• WORK ORDER:
The word "DeviceManagement" marks the lines to copy; find all of them in the entries below.

DATASET RECORDS: Begin

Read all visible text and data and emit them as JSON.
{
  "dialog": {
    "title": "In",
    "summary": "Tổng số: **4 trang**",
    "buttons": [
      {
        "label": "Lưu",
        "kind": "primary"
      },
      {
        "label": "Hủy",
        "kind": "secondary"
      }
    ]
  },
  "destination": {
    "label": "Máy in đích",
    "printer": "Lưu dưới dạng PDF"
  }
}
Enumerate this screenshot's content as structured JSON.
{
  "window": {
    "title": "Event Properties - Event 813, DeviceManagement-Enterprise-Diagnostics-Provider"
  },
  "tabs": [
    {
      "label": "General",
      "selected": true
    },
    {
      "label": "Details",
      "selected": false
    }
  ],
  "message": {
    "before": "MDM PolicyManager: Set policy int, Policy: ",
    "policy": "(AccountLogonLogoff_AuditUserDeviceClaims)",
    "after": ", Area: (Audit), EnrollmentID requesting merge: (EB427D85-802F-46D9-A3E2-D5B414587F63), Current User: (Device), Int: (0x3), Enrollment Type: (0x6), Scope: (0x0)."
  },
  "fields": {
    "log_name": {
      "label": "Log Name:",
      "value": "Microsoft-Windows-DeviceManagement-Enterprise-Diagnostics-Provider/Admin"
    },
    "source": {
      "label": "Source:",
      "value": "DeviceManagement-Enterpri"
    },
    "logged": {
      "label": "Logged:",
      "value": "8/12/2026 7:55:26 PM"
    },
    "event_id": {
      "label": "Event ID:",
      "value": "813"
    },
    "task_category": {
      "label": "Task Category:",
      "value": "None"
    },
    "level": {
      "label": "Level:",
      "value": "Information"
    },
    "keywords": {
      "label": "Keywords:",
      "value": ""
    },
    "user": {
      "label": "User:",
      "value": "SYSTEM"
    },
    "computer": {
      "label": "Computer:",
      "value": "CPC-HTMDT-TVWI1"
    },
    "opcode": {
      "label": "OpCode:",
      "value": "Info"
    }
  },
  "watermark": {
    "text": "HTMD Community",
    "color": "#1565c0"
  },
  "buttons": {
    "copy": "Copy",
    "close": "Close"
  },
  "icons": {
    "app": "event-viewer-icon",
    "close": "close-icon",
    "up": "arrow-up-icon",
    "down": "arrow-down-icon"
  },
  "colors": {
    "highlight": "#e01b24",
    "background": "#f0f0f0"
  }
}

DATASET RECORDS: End

• ANSWER:
    "title": "Event Properties - Event 813, DeviceManagement-Enterprise-Diagnostics-Provider"
      "value": "Microsoft-Windows-DeviceManagement-Enterprise-Diagnostics-Provider/Admin"
      "value": "DeviceManagement-Enterpri"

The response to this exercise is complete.